» Goal of the exercise:
In the entries below, find the lines that include "Laporan" and give their number as the whole reply.

Entries from a dataset of interfaces
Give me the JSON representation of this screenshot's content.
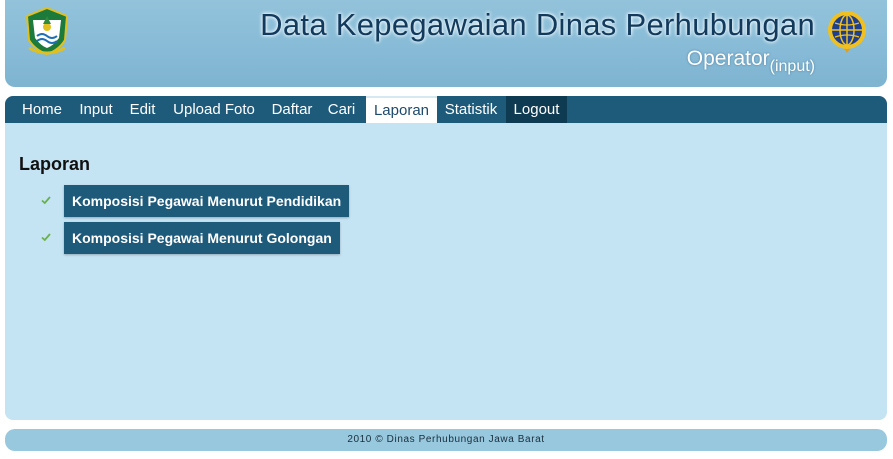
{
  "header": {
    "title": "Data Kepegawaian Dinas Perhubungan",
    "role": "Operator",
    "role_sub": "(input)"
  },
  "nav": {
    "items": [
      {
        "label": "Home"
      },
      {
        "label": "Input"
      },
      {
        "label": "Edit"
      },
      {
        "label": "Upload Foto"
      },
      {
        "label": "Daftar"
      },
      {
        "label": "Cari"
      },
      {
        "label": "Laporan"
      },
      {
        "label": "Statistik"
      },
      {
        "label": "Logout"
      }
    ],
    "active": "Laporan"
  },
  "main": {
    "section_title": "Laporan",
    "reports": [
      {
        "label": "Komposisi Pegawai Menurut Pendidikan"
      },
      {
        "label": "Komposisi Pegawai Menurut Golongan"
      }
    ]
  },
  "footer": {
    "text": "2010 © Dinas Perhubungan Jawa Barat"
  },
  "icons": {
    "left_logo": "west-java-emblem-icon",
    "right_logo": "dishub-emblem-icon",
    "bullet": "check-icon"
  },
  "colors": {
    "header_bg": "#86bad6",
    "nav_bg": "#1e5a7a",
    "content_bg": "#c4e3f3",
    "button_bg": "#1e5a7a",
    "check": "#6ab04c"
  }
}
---
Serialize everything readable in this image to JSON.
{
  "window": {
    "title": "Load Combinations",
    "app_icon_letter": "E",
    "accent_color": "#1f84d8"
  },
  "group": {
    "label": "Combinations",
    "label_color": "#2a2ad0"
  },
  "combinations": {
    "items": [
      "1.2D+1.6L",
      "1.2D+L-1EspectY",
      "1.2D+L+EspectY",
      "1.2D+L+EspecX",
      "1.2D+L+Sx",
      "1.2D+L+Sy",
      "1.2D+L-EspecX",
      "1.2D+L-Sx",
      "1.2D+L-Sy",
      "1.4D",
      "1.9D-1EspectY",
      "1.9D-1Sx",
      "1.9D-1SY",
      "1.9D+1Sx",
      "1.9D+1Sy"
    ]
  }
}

» The completed task:
3